Make sure the connections on the battery are good and tight, make sure there's no corosion on the battery terminals either. alternator could be discharging the batttery, check it out Answer Had same problem with a 1995. changed alternator. worked for about 2 days. Then same problem. Took it in, found it was a bad negative battery cable. Looked fine but needed to be replaced. Had the exact same problem with my 98' TJ, it is internal corrosion on the smaller of the two red wires comming off the battery and going to the PDC. Replace the Battery cable!!! Fixed the problem on my Jeep.
It's gotta be the battery/electrical. Prob a corrosion in the battery line that shocked the electrical system get it towed to a dealer and tell them your story.

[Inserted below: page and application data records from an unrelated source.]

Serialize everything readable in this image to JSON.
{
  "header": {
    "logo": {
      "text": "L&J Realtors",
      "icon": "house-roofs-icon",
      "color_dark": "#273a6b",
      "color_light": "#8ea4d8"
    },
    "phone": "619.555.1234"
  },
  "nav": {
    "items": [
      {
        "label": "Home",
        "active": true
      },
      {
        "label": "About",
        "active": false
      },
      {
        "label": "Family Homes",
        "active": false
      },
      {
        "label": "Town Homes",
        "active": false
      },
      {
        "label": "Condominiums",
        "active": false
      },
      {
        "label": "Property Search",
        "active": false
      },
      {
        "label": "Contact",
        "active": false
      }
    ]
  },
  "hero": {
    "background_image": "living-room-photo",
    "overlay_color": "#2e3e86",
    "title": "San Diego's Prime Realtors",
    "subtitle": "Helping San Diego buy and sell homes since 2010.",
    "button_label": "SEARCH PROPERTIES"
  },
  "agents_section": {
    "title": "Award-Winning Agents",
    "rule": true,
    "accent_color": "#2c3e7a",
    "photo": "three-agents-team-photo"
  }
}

Check for a bad ground. Follow the ground cable from the battery to the car's frame. If there is corrosion, remove the bolt, clean the area, and reattach.
Sounds like a starter problem to me. Check the battery first, then make sure the terminals are tight, and free of corrosion. Then if that does not help- tap the starter with an object like a wrench or small happer, sometimes that works. Good luck.

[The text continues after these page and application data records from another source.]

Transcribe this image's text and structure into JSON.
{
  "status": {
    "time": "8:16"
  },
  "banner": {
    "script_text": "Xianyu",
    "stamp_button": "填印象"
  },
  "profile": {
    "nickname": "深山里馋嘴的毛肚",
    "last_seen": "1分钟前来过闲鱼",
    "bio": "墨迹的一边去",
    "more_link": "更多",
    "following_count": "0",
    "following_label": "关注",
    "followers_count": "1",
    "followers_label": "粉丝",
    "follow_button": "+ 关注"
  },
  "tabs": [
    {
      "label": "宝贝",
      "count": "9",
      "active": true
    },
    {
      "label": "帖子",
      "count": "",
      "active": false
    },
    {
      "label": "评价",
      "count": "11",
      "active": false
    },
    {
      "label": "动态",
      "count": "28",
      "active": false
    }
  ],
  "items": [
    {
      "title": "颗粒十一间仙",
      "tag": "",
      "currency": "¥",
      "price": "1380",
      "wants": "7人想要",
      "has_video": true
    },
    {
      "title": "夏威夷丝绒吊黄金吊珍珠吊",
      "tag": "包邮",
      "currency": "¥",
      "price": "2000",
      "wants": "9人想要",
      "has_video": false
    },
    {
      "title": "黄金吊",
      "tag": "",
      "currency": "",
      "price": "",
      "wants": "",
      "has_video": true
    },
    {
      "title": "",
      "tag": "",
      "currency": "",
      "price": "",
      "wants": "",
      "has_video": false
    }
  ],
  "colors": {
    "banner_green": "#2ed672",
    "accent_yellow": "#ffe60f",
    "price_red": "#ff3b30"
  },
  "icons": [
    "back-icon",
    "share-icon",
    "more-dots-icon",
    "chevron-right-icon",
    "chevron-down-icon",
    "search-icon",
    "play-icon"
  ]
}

When you hear a clicking noise is most likely a battery problem however you stated that the battery was replaced so i suggest you check the condition of your cables look for rust or corrosion etc.
Most starting problems are checked by starting with ethier fuel, spark, or battery.

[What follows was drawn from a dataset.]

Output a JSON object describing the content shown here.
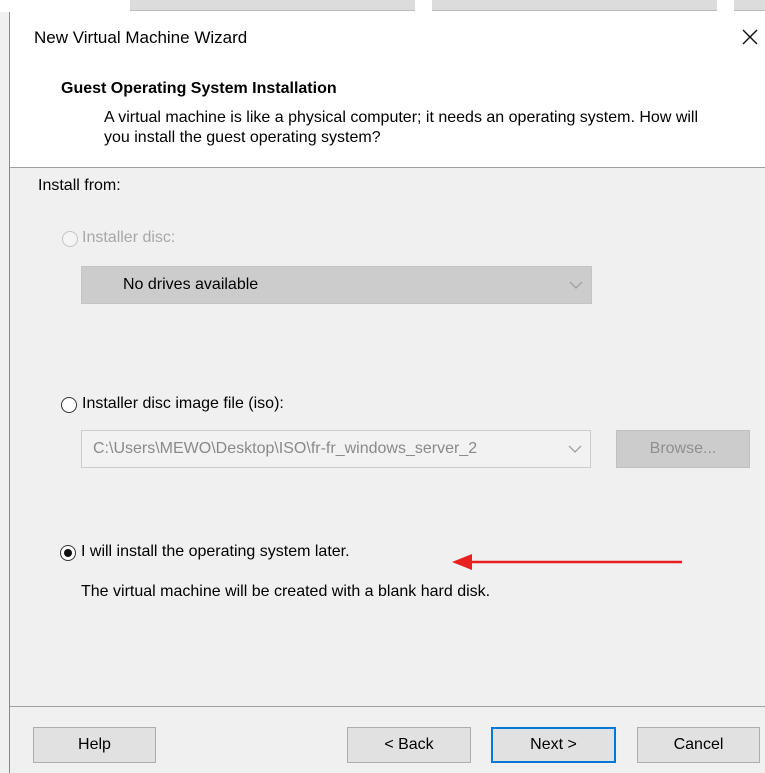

The problem most likely is the fuse to that circuit, the battery, the aternator, or the wiring. Have each checked.
Three possible reasons. 1) The bulb is faulty 2) The battery is "flat" i.e. it has no more charge in it or 3) There is a break in the circuit, maybe a poor connection somewhere. Corrosion on battery contacts is a common problem which could cause this symptom.
my 98 Lincoln had the same problem and i replaced the battery the car turns over fine now. good luck
If your 1997 Passat dies sometimes, you might have an issue with the alternator not charging the battery. You could also have a problem with the distributor or the coil.
The very most common problem with all General Motors vehicles is the side post batteries. Corrosion builds up and you do not get a good connection. Remove the negative cable First and Install it last. Clean the battery terminal and the cable ends with a wire brush or a battery cleaning agent. Check the water in the battery. If this does not take care of the problem then you need to have a professional check it out for you.
Check the battery cables for corrosion. That can often be a problem. Also check the fusable link that often goes from either the battery terminal to the inside of the car or from the starter HOT lead to the inside of the car. It depends on the type of car.
my best simple guess would be that there is a problem with your battery.... if you can, try another battery and see if that fixes the problem... if not, the problem may lie in your electrical re-charging system, like your alternator or wiring... but, before you replace the battery, clean the battery terminals and terminal connections.
Usually the problem is due to corrosion on the battery cables at the battery. You must check under the red and black stud bolt covers. It is not always visible from the outside. Carefully pry the bolts out and clean inside with a small brass wire brush. Use a corrosion inhibitor when reassembling. REMEMBER: Always wear safety glasses, acid resistant long sleeves and gloves to protect yourself from the corrosion. It is acid.
You think probable to corrosion.Corrosion is a big problem for technology.